He hopes his career will include more peacekeeping missions. "I've seen peacekeeping missions from three different perspectives -- as a refuge, as a police officer/interpreter and as a peacekeeper myself," he said. "I want to use the experience that I have, plus the knowledge I've gained, to promote peace. If you try hard, you can make a difference. I guess you have to be an idealist to go into international relations."

Upon returning to Iowa, Busnov began taking classes at Des Moines Area Community College, and then transferred to Drake, where he competed in the Model United Nations and Model European Union. He also worked as an intern in Washington, D.C., for the ambassador of Bosnia and Herzegovina to the United States. In addition, he won Drake's Ellsworth P. Woods Prize, which goes to outstanding seniors majoring in international relations.

In addition to his studies, Busnov worked full time in security at Prairie Meadows Race Track and Casino while his wife, Elvedina, worked at the checkout counter at Dahl's to support themselves and their children – Admir, 12, and Amina, 10. 

Busnov impressed his professors with his work ethic, knowledge and experience.

"Amir is one of the most interesting students I have ever had in class," said Debra DeLaet, professor of politics and international relations. "The sophistication and breadth of his understanding of international politics far surpasses that of the great majority of undergraduate students. He knows the nuances of European history.
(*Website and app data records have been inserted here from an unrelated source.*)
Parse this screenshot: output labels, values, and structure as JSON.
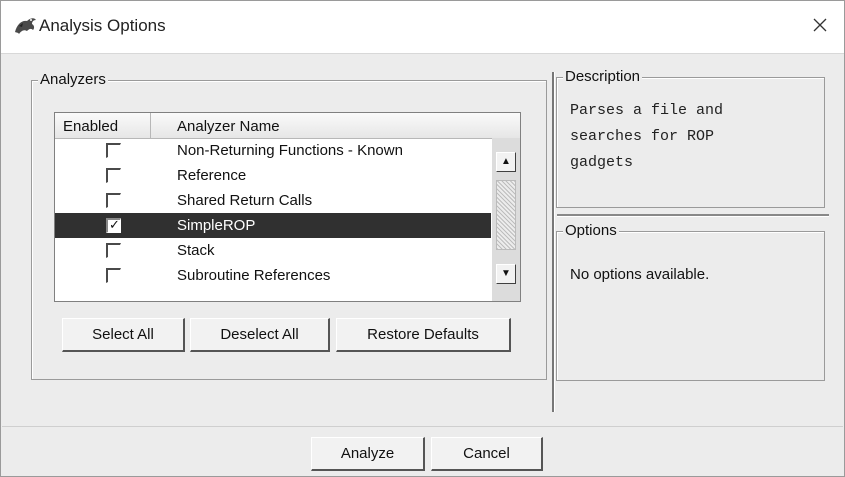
{
  "window": {
    "title": "Analysis Options",
    "icon": "dragon-icon",
    "close_glyph": "✕"
  },
  "analyzers": {
    "legend": "Analyzers",
    "columns": {
      "enabled": "Enabled",
      "name": "Analyzer Name"
    },
    "rows": [
      {
        "label": "Non-Returning Functions - Known",
        "checked": false,
        "selected": false,
        "mark": ""
      },
      {
        "label": "Reference",
        "checked": false,
        "selected": false,
        "mark": ""
      },
      {
        "label": "Shared Return Calls",
        "checked": false,
        "selected": false,
        "mark": ""
      },
      {
        "label": "SimpleROP",
        "checked": true,
        "selected": true,
        "mark": "✓"
      },
      {
        "label": "Stack",
        "checked": false,
        "selected": false,
        "mark": ""
      },
      {
        "label": "Subroutine References",
        "checked": false,
        "selected": false,
        "mark": ""
      }
    ],
    "scroll_up": "▲",
    "scroll_down": "▼",
    "select_all": "Select All",
    "deselect_all": "Deselect All",
    "restore_defaults": "Restore Defaults"
  },
  "description": {
    "legend": "Description",
    "lines": [
      "Parses a file and",
      "searches for ROP",
      "gadgets"
    ]
  },
  "options": {
    "legend": "Options",
    "text": "No options available."
  },
  "footer": {
    "analyze": "Analyze",
    "cancel": "Cancel"
  },
  "colors": {
    "selected_row": "#303030",
    "window_bg": "#ececec"
  }
}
He knows technical and logistical details about military operations and about peacekeeping that other students (and sometimes even I) do not know.

"To his credit," DeLaet added, "he managed to bring this information into the classroom in a way that is always modest and respectful. While he used his life experience to enhance the education of other students, he was very open-minded and receptive to learning from the other students as well. As a progressive Muslim, he contributed in invaluable ways to classroom discussions that touched on issues of religion and cultural identity."

Busnov is equally complimentary of Drake faculty. "The professors, they aren't appreciated enough," he said. "I met a bunch of interns in D.C., and I wasn't an inch behind the students who went to Johns Hopkins or Georgetown or George Washington."